The actual sniper mechanics are great, and once again use more realistic ballistics than most games, taking into account wind, bullet trajectory, gravitational pull, and the effects of longer ranges. Should you wish, you can go full rifle-nut and turn off all aids and try to master your shooting like a pro, or you can use the clever breathing system which lets Karl empty his lungs to focus, giving you a useful targeting aid to help make those long range shots. It works very well, and even with the aid, it can be tricky to make some more ambitious attempts, and nailing that ridiculously long range eye shot is very satisfying.
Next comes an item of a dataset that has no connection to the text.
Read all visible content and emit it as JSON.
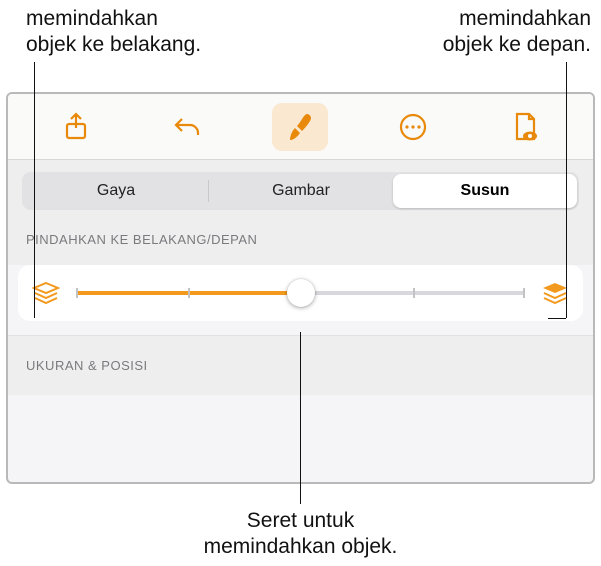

Speaking of satisfaction, there’s the series’ vaunted kill cam system. This comes into play when you nail long range sniper shots of particular skill and you get to see your bullet fly all the way to the target, and witness it ripping through bone, sinew, and brain (as well as other organs) in full close-up glory. It’s pretty grim, but it’s a gimmick that’s been with the series all this time. It’s basically the third person shooter version of Mortal Kombat.
Obviously this is very violent and adult, and no doubt some will find it repulsive, but it’s not all that bad, and it’s certainly not over the top gore. It’s just a way to highlight the decidedly deadly nature of a skilled sniper, and how feared these guys really were, and still are today. Don’t like it? You can turn it off.
I was impressed with the improved scale to be found in SE4. The series has always had large missions, but never before have they been so open and free roaming. You’re able to decide how to approach your missions to a greater degree here, and there are so many routes and tactics you can employ. It’s much more of a sniper playground than the previous, often quite linear releases. I couldn’t help but compare it to Metal Gear Solid V: The Phantom Pain in how it feels when you’re sneaking around and stalking your prey. It’s very similar in many ways, right down to melee take downs, alert phases, and a last known position system.
When not in a mission you can select your load outs and buy new weapons, and you can also spend experience earned to pick one of the skill tree options when you reach certain levels. These buffs give you innate skills, such as being able to lower your heart rate faster, find more ammo when searching, and more. It’s fairly basic stuff, but it adds a bit more in the way of personal customisation.
Overall I thoroughly enjoyed Sniper Elite 4, and certainly found it to be the best in the series yet. It’s a great tactical stealth shooter, and one that really makes you feel like a crack shot sniper operating behind enemy lines. Perhaps the only real issue I had with the game was the difficulty. Aside from the realistic mode, which removes all aids you have for shooting, etc, there’s not a huge amount of challenge if you’re experienced at this genre. The enemy AI is pretty good, sure, but it’s also quite easy to lose them, even if you’re seen out in the open. The hard mode is perhaps the most balanced, but even then, it’s not a huge challenge. The realistic mode, thanks to the lack of aids, is more challenging, but only in that it’s harder to actually hit long range targets. Still, it’s a very enjoyable campaign all the same.
Sadly, for some reason I was unable to try out the online component of the game, and so we may need to revisit this, but regardless, just like Assassin’s Creed, I always considered this series to be a single player experience at heart anyway, and here it does the job nicely.